** PROVIDED DATA **
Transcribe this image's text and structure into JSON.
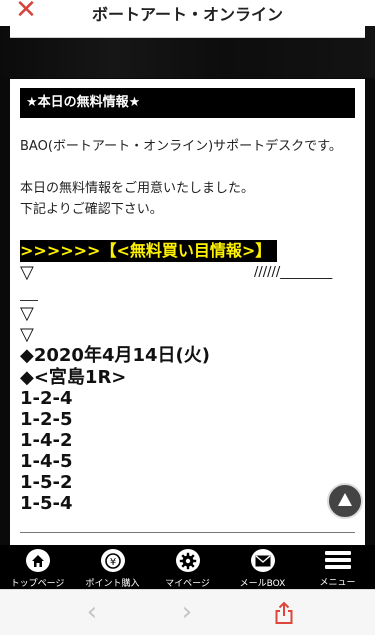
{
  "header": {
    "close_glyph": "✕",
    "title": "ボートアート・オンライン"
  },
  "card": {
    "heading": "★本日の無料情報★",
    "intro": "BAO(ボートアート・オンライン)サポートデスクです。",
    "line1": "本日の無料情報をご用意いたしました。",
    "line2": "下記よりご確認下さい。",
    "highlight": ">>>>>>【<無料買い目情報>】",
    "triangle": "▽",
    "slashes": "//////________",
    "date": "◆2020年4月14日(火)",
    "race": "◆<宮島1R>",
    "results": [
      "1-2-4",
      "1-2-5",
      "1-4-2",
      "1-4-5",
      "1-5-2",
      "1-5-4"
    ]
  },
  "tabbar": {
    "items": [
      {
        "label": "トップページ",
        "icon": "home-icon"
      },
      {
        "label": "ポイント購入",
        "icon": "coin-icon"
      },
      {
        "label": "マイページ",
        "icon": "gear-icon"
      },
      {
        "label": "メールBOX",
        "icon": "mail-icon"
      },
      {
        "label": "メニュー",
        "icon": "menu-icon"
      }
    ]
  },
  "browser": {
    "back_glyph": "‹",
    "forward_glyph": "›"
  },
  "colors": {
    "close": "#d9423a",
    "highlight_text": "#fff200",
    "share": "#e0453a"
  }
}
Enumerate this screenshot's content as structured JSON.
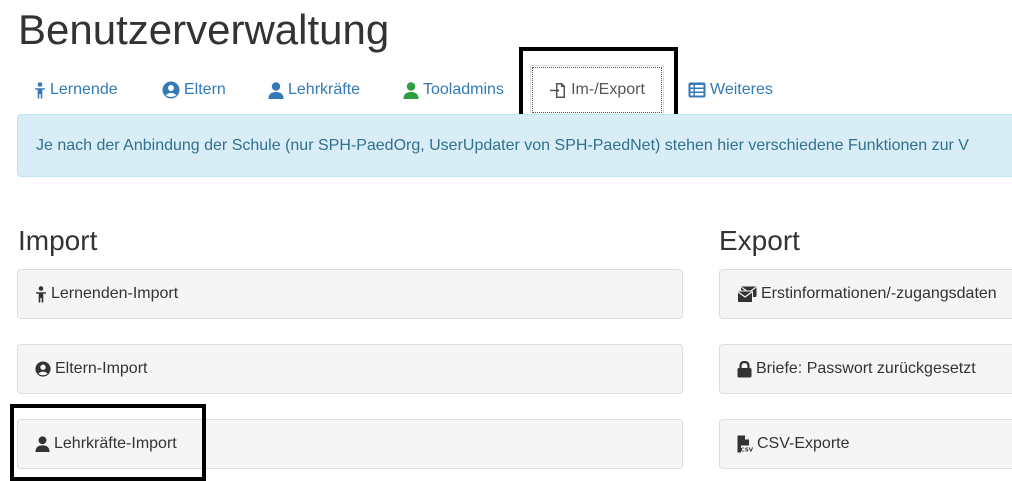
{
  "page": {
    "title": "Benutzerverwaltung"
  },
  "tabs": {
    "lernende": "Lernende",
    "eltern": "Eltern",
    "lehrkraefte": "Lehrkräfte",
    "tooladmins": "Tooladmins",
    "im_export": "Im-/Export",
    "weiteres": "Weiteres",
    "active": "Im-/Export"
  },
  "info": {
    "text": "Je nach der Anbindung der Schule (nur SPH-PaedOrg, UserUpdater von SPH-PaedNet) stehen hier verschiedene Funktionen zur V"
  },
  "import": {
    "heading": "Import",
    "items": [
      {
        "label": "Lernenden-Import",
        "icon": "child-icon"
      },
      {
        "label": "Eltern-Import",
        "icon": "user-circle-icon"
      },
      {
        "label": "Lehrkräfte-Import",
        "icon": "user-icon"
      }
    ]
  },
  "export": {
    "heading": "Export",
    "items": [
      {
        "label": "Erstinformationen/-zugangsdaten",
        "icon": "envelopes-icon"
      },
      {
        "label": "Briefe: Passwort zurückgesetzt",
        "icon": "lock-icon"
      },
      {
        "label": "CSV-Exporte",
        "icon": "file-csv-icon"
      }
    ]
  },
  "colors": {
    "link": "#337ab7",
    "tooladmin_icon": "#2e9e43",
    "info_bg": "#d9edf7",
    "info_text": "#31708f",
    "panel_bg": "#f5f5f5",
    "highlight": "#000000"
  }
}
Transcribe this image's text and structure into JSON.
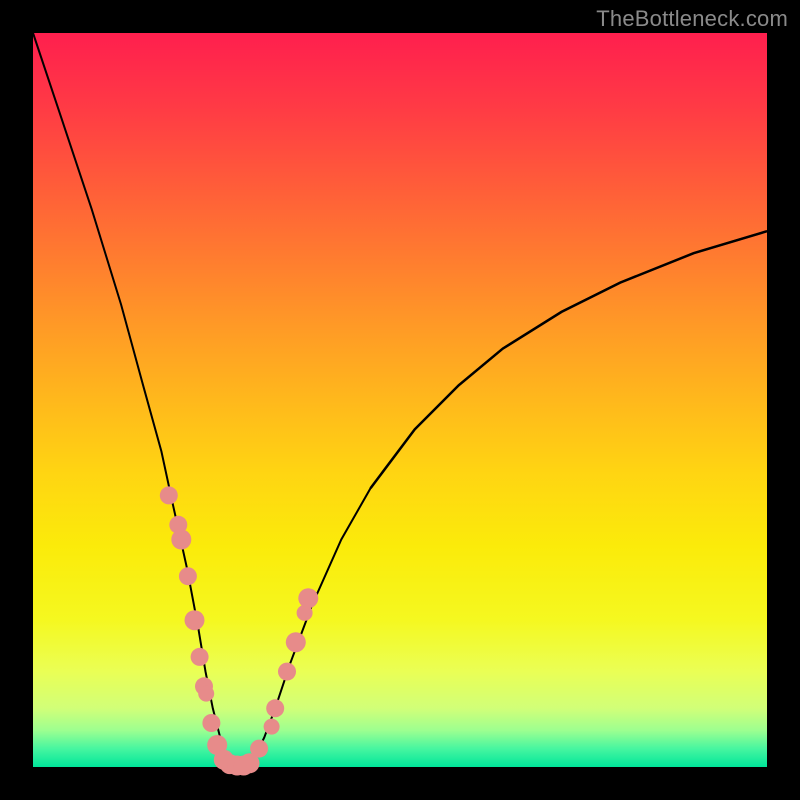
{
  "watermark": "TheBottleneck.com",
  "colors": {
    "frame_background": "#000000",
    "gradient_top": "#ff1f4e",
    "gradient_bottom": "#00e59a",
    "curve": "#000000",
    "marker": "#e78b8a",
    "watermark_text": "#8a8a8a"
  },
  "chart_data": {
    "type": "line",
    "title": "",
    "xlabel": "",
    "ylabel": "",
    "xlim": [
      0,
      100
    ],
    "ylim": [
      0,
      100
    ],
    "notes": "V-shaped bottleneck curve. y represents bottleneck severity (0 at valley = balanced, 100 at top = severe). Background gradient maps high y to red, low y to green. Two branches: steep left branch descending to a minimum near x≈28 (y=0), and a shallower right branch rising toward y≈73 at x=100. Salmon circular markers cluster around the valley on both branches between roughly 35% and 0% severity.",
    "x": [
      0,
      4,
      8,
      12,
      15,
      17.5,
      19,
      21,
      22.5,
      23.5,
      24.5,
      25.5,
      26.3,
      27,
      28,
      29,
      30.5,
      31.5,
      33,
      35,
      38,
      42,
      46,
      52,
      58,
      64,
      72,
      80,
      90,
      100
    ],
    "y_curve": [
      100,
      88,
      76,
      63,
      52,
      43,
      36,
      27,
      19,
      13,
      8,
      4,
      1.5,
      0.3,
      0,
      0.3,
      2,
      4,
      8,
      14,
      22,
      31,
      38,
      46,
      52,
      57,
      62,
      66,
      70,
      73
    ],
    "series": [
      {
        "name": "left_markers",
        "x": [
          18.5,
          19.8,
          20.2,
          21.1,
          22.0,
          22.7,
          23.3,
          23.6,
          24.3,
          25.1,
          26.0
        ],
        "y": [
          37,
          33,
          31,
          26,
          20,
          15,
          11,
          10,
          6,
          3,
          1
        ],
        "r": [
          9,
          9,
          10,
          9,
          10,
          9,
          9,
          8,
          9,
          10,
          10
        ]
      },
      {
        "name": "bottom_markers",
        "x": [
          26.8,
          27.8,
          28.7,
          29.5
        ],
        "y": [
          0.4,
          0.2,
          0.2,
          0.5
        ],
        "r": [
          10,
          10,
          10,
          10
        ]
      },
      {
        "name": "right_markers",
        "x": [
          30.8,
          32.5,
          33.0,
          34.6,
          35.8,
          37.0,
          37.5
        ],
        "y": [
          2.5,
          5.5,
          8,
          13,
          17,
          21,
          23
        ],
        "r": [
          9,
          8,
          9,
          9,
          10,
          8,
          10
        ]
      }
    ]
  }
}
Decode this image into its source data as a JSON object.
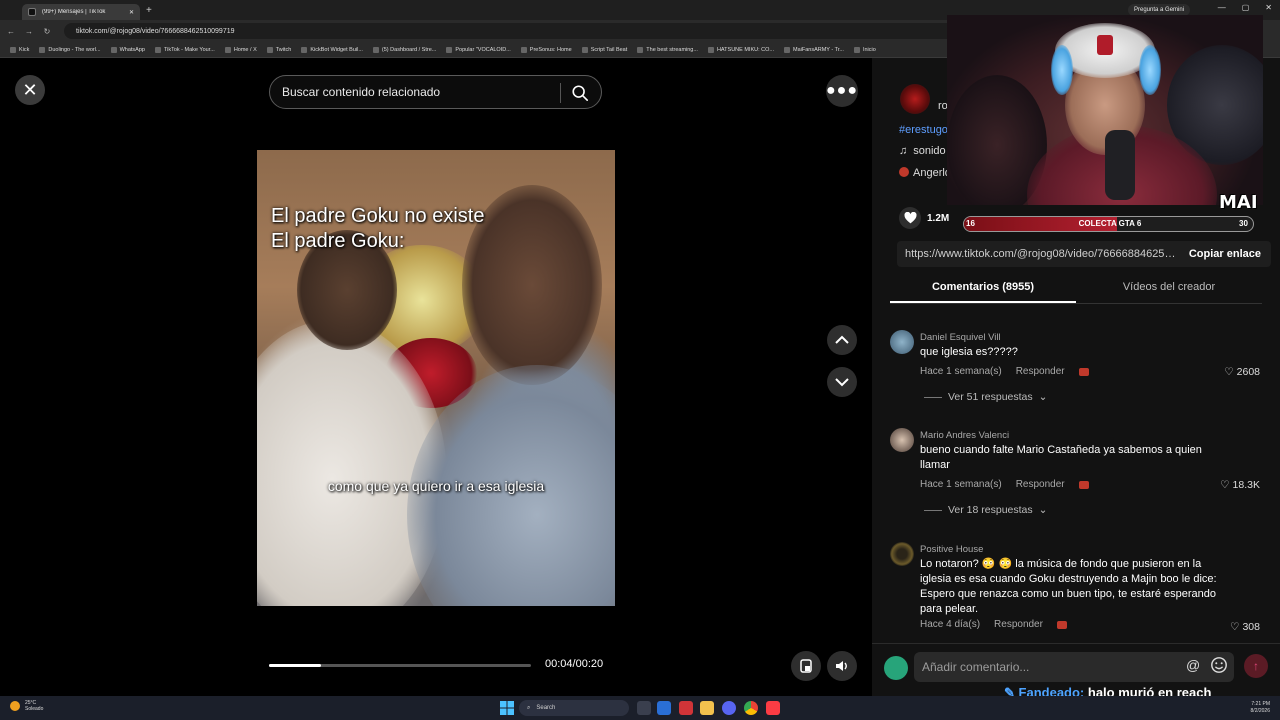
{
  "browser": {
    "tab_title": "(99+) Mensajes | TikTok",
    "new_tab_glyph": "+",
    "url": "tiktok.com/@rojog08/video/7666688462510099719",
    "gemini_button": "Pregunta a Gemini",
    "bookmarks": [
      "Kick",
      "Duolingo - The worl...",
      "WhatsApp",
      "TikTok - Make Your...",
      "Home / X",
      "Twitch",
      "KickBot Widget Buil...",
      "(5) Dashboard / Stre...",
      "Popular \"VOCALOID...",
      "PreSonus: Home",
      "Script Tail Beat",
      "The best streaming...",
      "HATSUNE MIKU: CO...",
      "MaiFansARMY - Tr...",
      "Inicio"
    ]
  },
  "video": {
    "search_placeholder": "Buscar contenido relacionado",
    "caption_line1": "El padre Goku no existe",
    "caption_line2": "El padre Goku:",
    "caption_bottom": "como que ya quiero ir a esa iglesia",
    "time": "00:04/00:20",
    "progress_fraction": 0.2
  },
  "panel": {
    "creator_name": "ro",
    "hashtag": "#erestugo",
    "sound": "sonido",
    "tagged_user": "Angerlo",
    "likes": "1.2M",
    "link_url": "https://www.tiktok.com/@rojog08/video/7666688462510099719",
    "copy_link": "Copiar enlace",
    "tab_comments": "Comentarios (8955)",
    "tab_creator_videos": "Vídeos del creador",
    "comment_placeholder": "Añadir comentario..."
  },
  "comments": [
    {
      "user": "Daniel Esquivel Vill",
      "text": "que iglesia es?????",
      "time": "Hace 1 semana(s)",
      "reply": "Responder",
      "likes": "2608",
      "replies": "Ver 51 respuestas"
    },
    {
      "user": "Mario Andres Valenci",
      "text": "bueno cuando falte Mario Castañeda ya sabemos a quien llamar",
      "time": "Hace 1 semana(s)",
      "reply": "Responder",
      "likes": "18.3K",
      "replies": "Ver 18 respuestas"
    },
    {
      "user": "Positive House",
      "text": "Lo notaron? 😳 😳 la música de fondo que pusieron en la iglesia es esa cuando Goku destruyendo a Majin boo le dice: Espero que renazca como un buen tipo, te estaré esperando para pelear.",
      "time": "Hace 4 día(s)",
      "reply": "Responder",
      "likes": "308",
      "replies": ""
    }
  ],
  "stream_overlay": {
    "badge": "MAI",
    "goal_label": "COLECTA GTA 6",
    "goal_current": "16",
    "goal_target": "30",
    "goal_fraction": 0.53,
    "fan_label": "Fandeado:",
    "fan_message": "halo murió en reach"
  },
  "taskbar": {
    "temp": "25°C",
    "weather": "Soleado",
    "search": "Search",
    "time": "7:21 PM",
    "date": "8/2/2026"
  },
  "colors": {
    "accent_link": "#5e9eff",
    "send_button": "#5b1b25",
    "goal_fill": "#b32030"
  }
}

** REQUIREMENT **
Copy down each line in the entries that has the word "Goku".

** THE ANSWER **
    "caption_line1": "El padre Goku no existe",
    "caption_line2": "El padre Goku:",
      "text": "Lo notaron? 😳 😳 la música de fondo que pusieron en la iglesia es esa cuando Goku destruyendo a Majin boo le dice: Espero que renazca como un buen tipo, te estaré esperando para pelear.",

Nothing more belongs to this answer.